**Task goal**
Where in the data does the word "reviews" appear? Find those lines and copy them.

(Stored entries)
-*-
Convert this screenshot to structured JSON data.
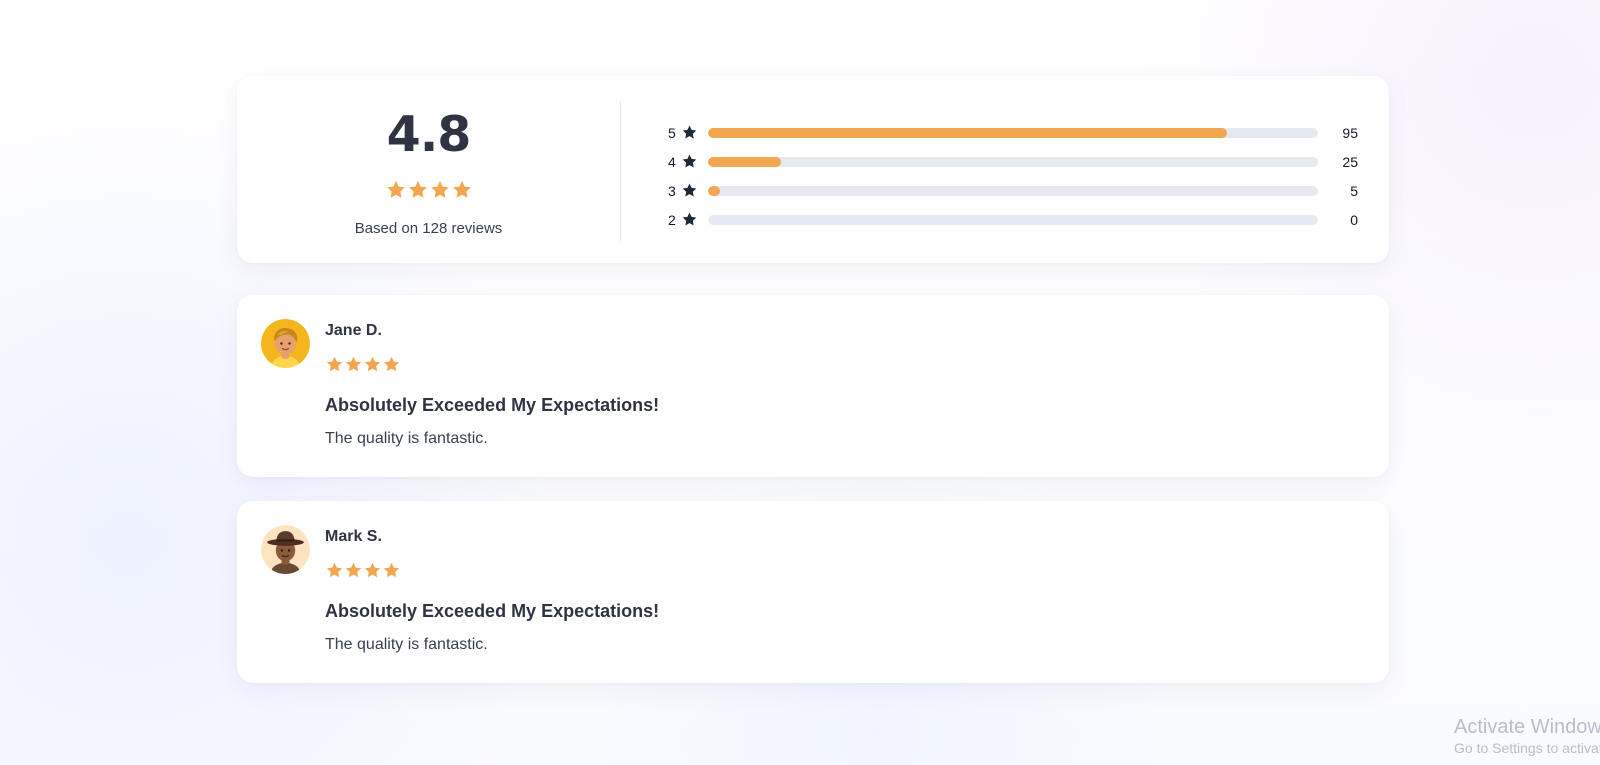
{
  "colors": {
    "accent": "#f2a64f",
    "track": "#e6eaf0",
    "text_dark": "#2f3442",
    "text_body": "#374151",
    "star_dark": "#1f2937"
  },
  "summary": {
    "average": "4.8",
    "average_value": 4.8,
    "star_count_shown": 4,
    "based_on": "Based on 128 reviews",
    "breakdown": [
      {
        "stars": "5",
        "count": "95",
        "fill": 0.85
      },
      {
        "stars": "4",
        "count": "25",
        "fill": 0.12
      },
      {
        "stars": "3",
        "count": "5",
        "fill": 0.02
      },
      {
        "stars": "2",
        "count": "0",
        "fill": 0.0
      }
    ]
  },
  "reviews": [
    {
      "name": "Jane D.",
      "rating": 4,
      "title": "Absolutely Exceeded My Expectations!",
      "text": "The quality is fantastic.",
      "avatar_icon": "blond-person-avatar"
    },
    {
      "name": "Mark S.",
      "rating": 4,
      "title": "Absolutely Exceeded My Expectations!",
      "text": "The quality is fantastic.",
      "avatar_icon": "cowboy-hat-avatar"
    }
  ],
  "system_watermark": {
    "title": "Activate Windows",
    "subtitle": "Go to Settings to activate Windows."
  }
}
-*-
**Exercise response**
    "based_on": "Based on 128 reviews",
  "reviews": [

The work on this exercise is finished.